On my lunch break today, I made my way to Jaycar to grab a heatsink. I was thinking about the little clip on ones, which I looked up on the website while I was on the tram, and I came across “thermal resistance” in the specs.
I had no idea what this was, but I knew that it was probably an interesting specification to look up. After googling it, I discovered it is a measure of how many degrees the heatsink will heat up per watt it is dissipating. Some more googling and I found this page around heatsinking the LM317T, which had all the magic formulas that I needed.
So, the power dissipation is:
P = (Vin – Vout) * I
I had two parts of that equation: Vin = 12V input, and Vout = 3.3V, so I needed to work out the power draw of the ESP8266.
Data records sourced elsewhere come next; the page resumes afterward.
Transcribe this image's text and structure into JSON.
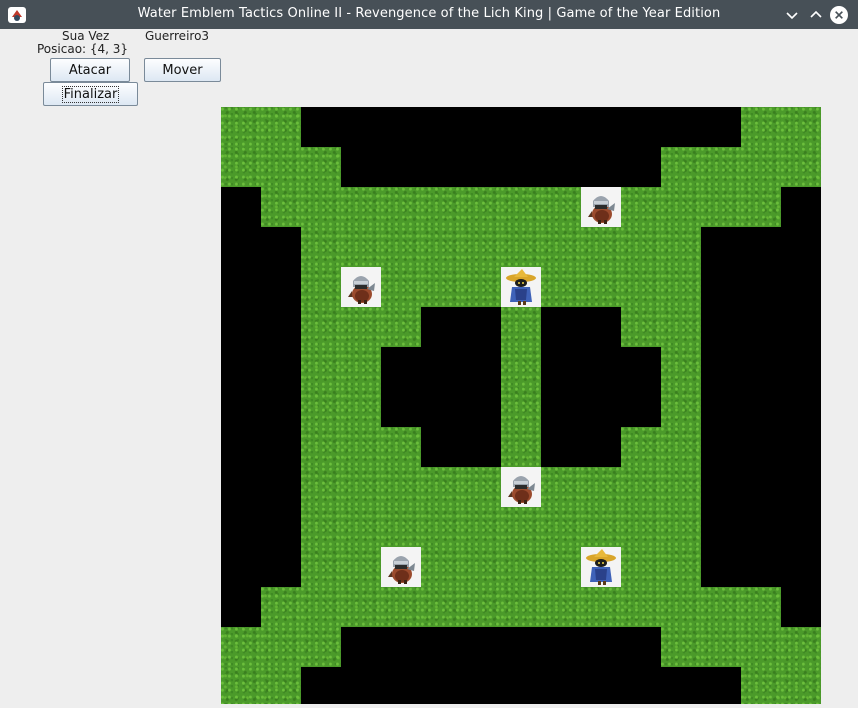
{
  "window": {
    "title": "Water Emblem Tactics Online II - Revengence of the Lich King | Game of the Year Edition",
    "icons": {
      "app": "java-app-icon",
      "minimize": "chevron-down-icon",
      "maximize": "chevron-up-icon",
      "close": "close-icon"
    }
  },
  "status": {
    "turn_label": "Sua Vez",
    "unit_name": "Guerreiro3",
    "position_label": "Posicao: {4, 3}"
  },
  "actions": {
    "attack_label": "Atacar",
    "move_label": "Mover",
    "finish_label": "Finalizar"
  },
  "map": {
    "cols": 15,
    "rows": 15,
    "legend": {
      "G": "grass",
      "W": "wall"
    },
    "grid": [
      "GGWWWWWWWWWWWGG",
      "GGGWWWWWWWWGGGG",
      "WGGGGGGGGGGGGGW",
      "WWGGGGGGGGGGWWW",
      "WWGGGGGGGGGGWWW",
      "WWGGGWWGWWGGWWW",
      "WWGGWWWGWWWGWWW",
      "WWGGWWWGWWWGWWW",
      "WWGGGWWGWWGGWWW",
      "WWGGGGGGGGGGWWW",
      "WWGGGGGGGGGGWWW",
      "WWGGGGGGGGGGWWW",
      "WGGGGGGGGGGGGGW",
      "GGGWWWWWWWWGGGG",
      "GGWWWWWWWWWWWGG"
    ],
    "units": [
      {
        "type": "warrior",
        "col": 9,
        "row": 2
      },
      {
        "type": "warrior",
        "col": 3,
        "row": 4
      },
      {
        "type": "mage",
        "col": 7,
        "row": 4
      },
      {
        "type": "warrior",
        "col": 7,
        "row": 9
      },
      {
        "type": "warrior",
        "col": 4,
        "row": 11
      },
      {
        "type": "mage",
        "col": 9,
        "row": 11
      }
    ]
  }
}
I found these (anecdotal) results, which sounded reasonable. So taking the peak current of 320mA, the power is:
P = (12 – 3.3) * 0.32
P = 2.784W
Apparently, the maximum Thermal Resistance the regulator can tolerate is calculated by:
T(rmax) = (60 – roomtemp) / P
So, let’s make roomtemp = 20 (Yes, I’m in Australia, but I’m also in Melbourne, so that is a good average), giving us:
T(rmax) = (60 – 20) / 2.784
T(rmax) = 14.37 C/W
The little clip on heatsinks have a thermal resistance of 30 C/W, which is double what we need.
By this stage I had arrived at the store, so went to the heatsink section to see what they had. They had this guy, which has a thermal resistance of 12 C/W. Perfect! It was quite large though, and I knew they board was tight, so I had to be a little creative in fitting it.
Don’t judge me.
I’m a little annoyed that it doesn’t sit on the board properly, but I couldn’t stand it up, as there was limited room above the board, so it was the best I could do without redesigning an new board.